– We announced an online competition in four countries (Germany, Armenia, Azerbaijan and Georgia), and then, based on the applications received, we selected the best candidates. In addition, we have project coordinators in all countries of the South Caucasus who work with us in the same team. They also helped in finding participants.

– And how do you evaluate the results of your conference?

– I personally found almost all the reports and presentations interesting. Yet, some of them attracted special attention from the participants. Among them I would note the following:

Thus, in the reports of the Azerbaijani scientist Nazmin Jafarova (The Armenian theme in Azerbaijani literature. Is it possible to debunk stereotypes through literature?), publicist Gunel Isayeva (Analysis of the prototypes of Armenians in the literary works of Vezirov, Mammadkulizade and Ordubadi) and the young writer Samad Shikhy (Positive images of Armenians in Azerbaijani literature) quite comprehensively revealed the given topic in the historical and modern context. I think that such a large-scale literature review was simply a surprise for most conference participants!

If we look at the reports of the Armenian participants, we can understand why they raised many questions among the listeners. Here are some of them:

Literary critic Armenik Nikoghosyan (Positive examples of communication between the peoples of the South Caucasus in Armenian literature of different eras), publicist Nelly Davtyan (Why do Azerbaijanis so love the work of the Armenian writer Levon Javakhyan “Kirva”?), literary critic Artak Arakelyan (Relations between Armenians and neighbouring peoples under the influence of external factors (based on the works “The Turk’s Daughter” by Khachatur Abovyan and “Kirva” by Levon Javakhyan), social activist Sevak Kirakosyan (Forbidden love in Armenian and Azerbaijani societies. About the novel “Artush and Zaur” by the Azerbaijani writer Alekper Aliyev).
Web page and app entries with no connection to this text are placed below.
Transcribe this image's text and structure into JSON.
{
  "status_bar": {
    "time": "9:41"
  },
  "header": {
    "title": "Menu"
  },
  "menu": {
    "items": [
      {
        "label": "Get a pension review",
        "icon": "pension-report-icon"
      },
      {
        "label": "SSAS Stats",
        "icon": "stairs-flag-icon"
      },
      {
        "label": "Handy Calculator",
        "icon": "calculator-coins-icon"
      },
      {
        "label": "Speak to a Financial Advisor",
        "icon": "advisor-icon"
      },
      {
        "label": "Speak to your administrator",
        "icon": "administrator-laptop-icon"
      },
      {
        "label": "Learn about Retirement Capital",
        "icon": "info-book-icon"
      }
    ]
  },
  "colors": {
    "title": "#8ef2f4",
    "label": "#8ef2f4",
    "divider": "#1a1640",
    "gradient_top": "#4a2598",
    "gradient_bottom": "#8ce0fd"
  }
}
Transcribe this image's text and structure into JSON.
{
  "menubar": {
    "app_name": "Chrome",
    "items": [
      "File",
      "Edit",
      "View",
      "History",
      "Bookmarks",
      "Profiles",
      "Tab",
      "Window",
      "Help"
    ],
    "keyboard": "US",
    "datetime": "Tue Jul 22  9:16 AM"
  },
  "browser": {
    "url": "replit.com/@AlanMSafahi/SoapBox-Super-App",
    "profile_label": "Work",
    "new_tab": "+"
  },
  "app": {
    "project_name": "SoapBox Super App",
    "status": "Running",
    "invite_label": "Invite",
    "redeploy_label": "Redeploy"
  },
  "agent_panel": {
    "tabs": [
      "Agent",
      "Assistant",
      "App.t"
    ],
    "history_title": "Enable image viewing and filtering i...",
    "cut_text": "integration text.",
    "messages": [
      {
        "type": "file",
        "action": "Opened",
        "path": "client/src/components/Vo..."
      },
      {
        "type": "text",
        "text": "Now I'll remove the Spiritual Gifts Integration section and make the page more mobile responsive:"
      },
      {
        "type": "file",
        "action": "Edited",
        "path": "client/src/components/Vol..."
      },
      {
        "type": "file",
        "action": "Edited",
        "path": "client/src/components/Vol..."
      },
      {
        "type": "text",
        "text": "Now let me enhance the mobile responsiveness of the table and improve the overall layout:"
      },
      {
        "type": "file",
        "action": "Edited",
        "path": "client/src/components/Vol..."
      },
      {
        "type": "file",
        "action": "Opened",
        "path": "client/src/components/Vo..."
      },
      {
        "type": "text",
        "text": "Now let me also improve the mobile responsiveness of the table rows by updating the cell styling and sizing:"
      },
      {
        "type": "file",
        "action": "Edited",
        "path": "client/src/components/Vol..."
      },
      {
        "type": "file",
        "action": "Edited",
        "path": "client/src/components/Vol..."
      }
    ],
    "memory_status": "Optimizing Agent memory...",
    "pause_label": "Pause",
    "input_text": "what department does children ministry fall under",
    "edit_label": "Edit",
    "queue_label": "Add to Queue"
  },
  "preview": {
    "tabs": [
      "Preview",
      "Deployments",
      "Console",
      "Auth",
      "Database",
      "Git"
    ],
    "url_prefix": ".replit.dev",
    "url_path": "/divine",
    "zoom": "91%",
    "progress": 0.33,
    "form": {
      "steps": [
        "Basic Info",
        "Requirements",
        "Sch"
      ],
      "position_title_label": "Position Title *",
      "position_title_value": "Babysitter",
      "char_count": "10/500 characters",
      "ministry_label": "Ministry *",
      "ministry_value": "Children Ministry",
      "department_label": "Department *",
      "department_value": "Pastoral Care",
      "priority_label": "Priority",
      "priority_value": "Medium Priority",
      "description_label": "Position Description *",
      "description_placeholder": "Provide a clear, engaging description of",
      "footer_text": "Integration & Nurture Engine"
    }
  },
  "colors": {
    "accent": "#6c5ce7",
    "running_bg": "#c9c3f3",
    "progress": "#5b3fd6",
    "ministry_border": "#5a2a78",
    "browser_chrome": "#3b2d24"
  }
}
Among the Georgian young people who spoke at the conference, I would like to especially note the presentation by students of Tbilisi State University, Giorgi Gigaev: “1990s in Georgian fiction: Georgian reality through the history of the Armenian family” and the report of Nino Zandukeli: “Tbilisi courtyard: ethnic diversity in fiction texts and films.”

These undoubtedly talented young people brilliantly described the diverse palette of Georgia’s multicultural society and its reflection in literature and art.

­– Was the conference limited only to the reports of the participants?

– Of course, we used other formats, as well. First of all, I would like to note the meetings of young people with Caucasian writers and public figures. For example, meetings with the Armenian writer Vahram Martirosyan, with the writer, former Minister of Culture of Georgia Guram Odisharia, with the Georgian conflict expert Zurab Bendianishvili.

During the conference, our young participants also actively communicated with the German historian, professor at the University of Bonn Eva-Maria Auch, with the co-chairman of the Azerbaijan National Committee of the Helsinki Citizens’ Assembly Arzu Abdullayeva, professors of the Ivane Javakhishvili Tbilisi University Nino Chikovani, Ketevan Kakitelashvili and Ivane Tsereteli.

Overall, I think that this event had a very positive impact on intellectual communication and exchange of opinions between German and Caucasian youth.

Irakli Kiknadze, for